It’s time that our MPs were treated the same way as any regular person on the street when they get things so badly wrong.
And not many of us would stand a chance of getting away with explaining to the boss that we’d just wasted £3bn of company money.
So British Gas have announced further rises to their energy prices.
The most pleasing aspect was that it made so much news coverage on the radio, that I was actually able to know about these rises in advance. Without such coverage on BBC’s finest, one wonders whether customers of British Gas would be told at all.
Despite the increase though and the criticism that has been aimed at British Gas, I will jump ever so slightly to the defence of the company by pointing out that in the three years since becoming the proud, but cash-strapped owner of my own home, I’ve also benefited from sizeable energy price cuts too, at times when wholesale costs have been lower. Not too many companies pass on savings to the customer which they themselves are benefiting from.
It’s also true that while British Gas are generally the subject of more negative headlines than their rivals, those very companies are never far away from increasing their own energy prices.
So for the meantime, I shall remain a customer of British Gas. And continue to enjoy hot beans.
The Apprentice has thrown up very few surprises so far, but as the process moves into its final weeks, it is at least becoming more interesting.
Last night’s episode saw the candidates head out to Paris, hoping to make sales of some supposedly classic British products.
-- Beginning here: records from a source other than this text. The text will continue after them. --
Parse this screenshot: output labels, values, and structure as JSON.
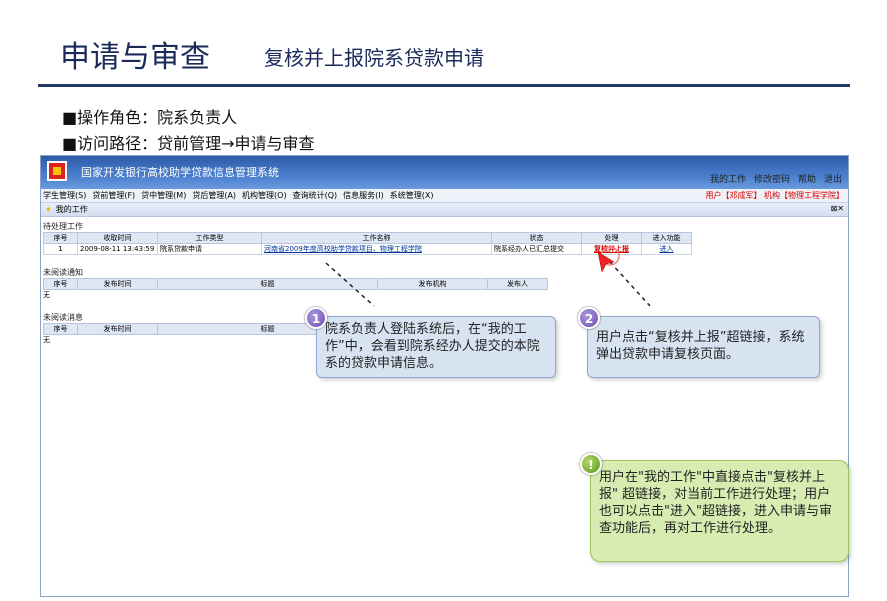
{
  "slide": {
    "title": "申请与审查",
    "subtitle": "复核并上报院系贷款申请",
    "bullets": [
      "■操作角色：院系负责人",
      "■访问路径：贷前管理→申请与审查"
    ]
  },
  "app": {
    "name": "国家开发银行高校助学贷款信息管理系统",
    "header_links": [
      "我的工作",
      "修改密码",
      "帮助",
      "退出"
    ],
    "menu": [
      "学生管理(S)",
      "贷前管理(F)",
      "贷中管理(M)",
      "贷后管理(A)",
      "机构管理(O)",
      "查询统计(Q)",
      "信息服务(I)",
      "系统管理(X)"
    ],
    "user_info": "用户【邓成军】 机构【物理工程学院】",
    "panel_title": "我的工作",
    "pending": {
      "title": "待处理工作",
      "headers": [
        "序号",
        "收取时间",
        "工作类型",
        "工作名称",
        "状态",
        "处理",
        "进入功能"
      ],
      "rows": [
        [
          "1",
          "2009-08-11 13:43:59",
          "院系贷款申请",
          "河南省2009年度高校助学贷款项目、物理工程学院",
          "院系经办人已汇总提交",
          "复核并上报",
          "进入"
        ]
      ]
    },
    "notices": {
      "title": "未阅读通知",
      "headers": [
        "序号",
        "发布时间",
        "标题",
        "发布机构",
        "发布人"
      ],
      "empty": "无"
    },
    "messages": {
      "title": "未阅读消息",
      "headers": [
        "序号",
        "发布时间",
        "标题"
      ],
      "empty": "无"
    }
  },
  "callouts": {
    "c1": {
      "num": "1",
      "text": "院系负责人登陆系统后，在“我的工作”中，会看到院系经办人提交的本院系的贷款申请信息。"
    },
    "c2": {
      "num": "2",
      "text": "用户点击“复核并上报”超链接，系统弹出贷款申请复核页面。"
    },
    "c3": {
      "num": "!",
      "text": "用户在\"我的工作\"中直接点击\"复核并上报\" 超链接，对当前工作进行处理；用户也可以点击\"进入\"超链接，进入申请与审查功能后，再对工作进行处理。"
    }
  },
  "colors": {
    "accent": "#1f3864",
    "header": "#2d5aa8",
    "link": "#003399",
    "action": "#dd0000"
  }
}
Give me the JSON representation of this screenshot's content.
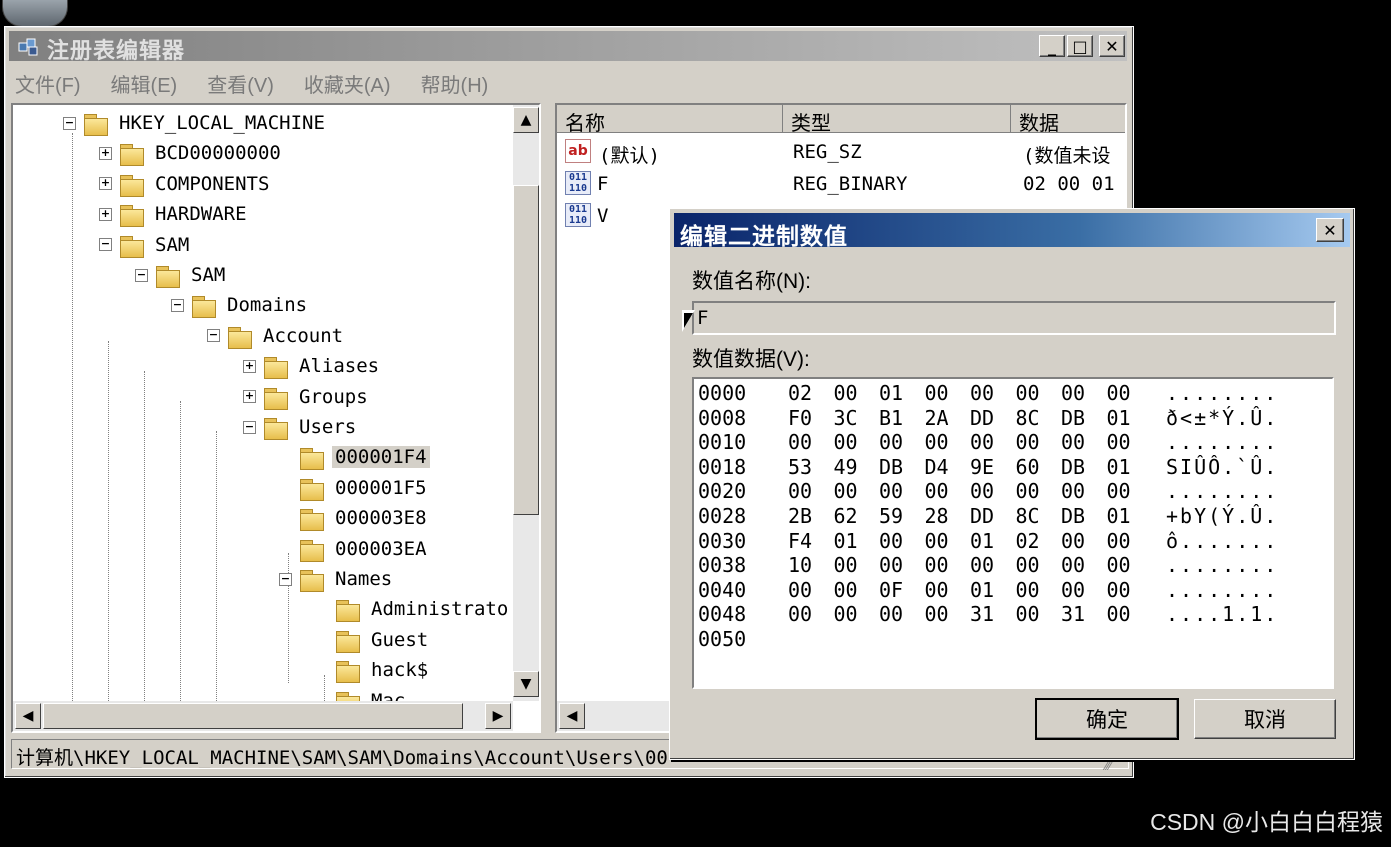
{
  "window": {
    "title": "注册表编辑器",
    "min_label": "_",
    "max_label": "□",
    "close_label": "✕"
  },
  "menu": [
    "文件(F)",
    "编辑(E)",
    "查看(V)",
    "收藏夹(A)",
    "帮助(H)"
  ],
  "tree": {
    "nodes": [
      {
        "label": "HKEY_LOCAL_MACHINE",
        "expander": "−"
      },
      {
        "label": "BCD00000000",
        "expander": "+"
      },
      {
        "label": "COMPONENTS",
        "expander": "+"
      },
      {
        "label": "HARDWARE",
        "expander": "+"
      },
      {
        "label": "SAM",
        "expander": "−"
      },
      {
        "label": "SAM",
        "expander": "−"
      },
      {
        "label": "Domains",
        "expander": "−"
      },
      {
        "label": "Account",
        "expander": "−"
      },
      {
        "label": "Aliases",
        "expander": "+"
      },
      {
        "label": "Groups",
        "expander": "+"
      },
      {
        "label": "Users",
        "expander": "−"
      },
      {
        "label": "000001F4",
        "expander": "",
        "selected": true
      },
      {
        "label": "000001F5",
        "expander": ""
      },
      {
        "label": "000003E8",
        "expander": ""
      },
      {
        "label": "000003EA",
        "expander": ""
      },
      {
        "label": "Names",
        "expander": "−"
      },
      {
        "label": "Administrato",
        "expander": ""
      },
      {
        "label": "Guest",
        "expander": ""
      },
      {
        "label": "hack$",
        "expander": ""
      },
      {
        "label": "Mac",
        "expander": ""
      }
    ]
  },
  "list": {
    "columns": [
      "名称",
      "类型",
      "数据"
    ],
    "rows": [
      {
        "icon": "string-value-icon",
        "name": "(默认)",
        "type": "REG_SZ",
        "data": "(数值未设"
      },
      {
        "icon": "binary-value-icon",
        "name": "F",
        "type": "REG_BINARY",
        "data": "02 00 01"
      },
      {
        "icon": "binary-value-icon",
        "name": "V",
        "type": "",
        "data": ""
      }
    ]
  },
  "status_path": "计算机\\HKEY_LOCAL_MACHINE\\SAM\\SAM\\Domains\\Account\\Users\\00",
  "dialog": {
    "title": "编辑二进制数值",
    "close_label": "✕",
    "name_label": "数值名称(N):",
    "name_value": "F",
    "data_label": "数值数据(V):",
    "hex_rows": [
      {
        "offset": "0000",
        "bytes": [
          "02",
          "00",
          "01",
          "00",
          "00",
          "00",
          "00",
          "00"
        ],
        "ascii": "........"
      },
      {
        "offset": "0008",
        "bytes": [
          "F0",
          "3C",
          "B1",
          "2A",
          "DD",
          "8C",
          "DB",
          "01"
        ],
        "ascii": "ð<±*Ý.Û."
      },
      {
        "offset": "0010",
        "bytes": [
          "00",
          "00",
          "00",
          "00",
          "00",
          "00",
          "00",
          "00"
        ],
        "ascii": "........"
      },
      {
        "offset": "0018",
        "bytes": [
          "53",
          "49",
          "DB",
          "D4",
          "9E",
          "60",
          "DB",
          "01"
        ],
        "ascii": "SIÛÔ.`Û."
      },
      {
        "offset": "0020",
        "bytes": [
          "00",
          "00",
          "00",
          "00",
          "00",
          "00",
          "00",
          "00"
        ],
        "ascii": "........"
      },
      {
        "offset": "0028",
        "bytes": [
          "2B",
          "62",
          "59",
          "28",
          "DD",
          "8C",
          "DB",
          "01"
        ],
        "ascii": "+bY(Ý.Û."
      },
      {
        "offset": "0030",
        "bytes": [
          "F4",
          "01",
          "00",
          "00",
          "01",
          "02",
          "00",
          "00"
        ],
        "ascii": "ô......."
      },
      {
        "offset": "0038",
        "bytes": [
          "10",
          "00",
          "00",
          "00",
          "00",
          "00",
          "00",
          "00"
        ],
        "ascii": "........"
      },
      {
        "offset": "0040",
        "bytes": [
          "00",
          "00",
          "0F",
          "00",
          "01",
          "00",
          "00",
          "00"
        ],
        "ascii": "........"
      },
      {
        "offset": "0048",
        "bytes": [
          "00",
          "00",
          "00",
          "00",
          "31",
          "00",
          "31",
          "00"
        ],
        "ascii": "....1.1."
      },
      {
        "offset": "0050",
        "bytes": [],
        "ascii": ""
      }
    ],
    "ok_label": "确定",
    "cancel_label": "取消"
  },
  "watermark": "CSDN @小白白白程猿",
  "colors": {
    "dialog_title_start": "#0a246a",
    "dialog_title_end": "#a6caf0",
    "window_bg": "#d4d0c8"
  }
}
Sure, the products in question may not have currently been available on the French market. But other than a light shaped in that most British of items, a teapot, nothing else was capable of being marketed as a product with a natural association with Britain.
In any case the teapot lamp sold badly, and Logic, the team who chose the product, were duly given a mauling when the sales results came in.
As to who would take the blame, it really could have been any one from the four team members, though I was pleased to see Tom given a reprieve. Considering the number of tasks he’d lost, he’d obviously done something right to avoid a single boardroom encounter with Lord Sugar.
The boardroom was something he wouldn’t be able to avoid last night, as the team leader, but while his mistakes during the task were evident, it’s also true that a number of his colleagues have been given an opportunity to remain in contention, and to learn from their mistakes. It was pleasing to see Tom afforded the same luxury.
However, I was surprised to see Melody get away so lightly with a contribution which went beyond selfish. A manipulation of the market research in order to suit her own personal dislike of a product which she hadn’t even seen in person was largely overlooked, even though the product in question was ultimately that which secured victory in the task for the other team involved.
Her refusal to share out appointments which she had secured could also have been seen in a poor light, but Lord Sugar instead saw the positive in such approach, and warmed to her determination to win. The team’s leadership may have been weak in allowing her bullying to succeed, but others in the current series have already been shown the door for displaying characteristics deemed unsuitable for a business partnership with Lord Sugar. Clearly Melody’s selfish approach to a team task is not as unforgiveable as many viewers may have hoped, and I suspect she will be around for some time yet.
With team numbers smaller, there have become fewer hiding places and Leon was helpless but to admit an almost non existant contribution. While he too was guilty of being overrun by Melody who did, out of the kindness of her heart, “allow him to have” the final sales pitch on her list, he has also been guilty of being given a few earlier warnings during the eight weeks so far.
He was never likely to get away with another one, and was handed a cab ride home.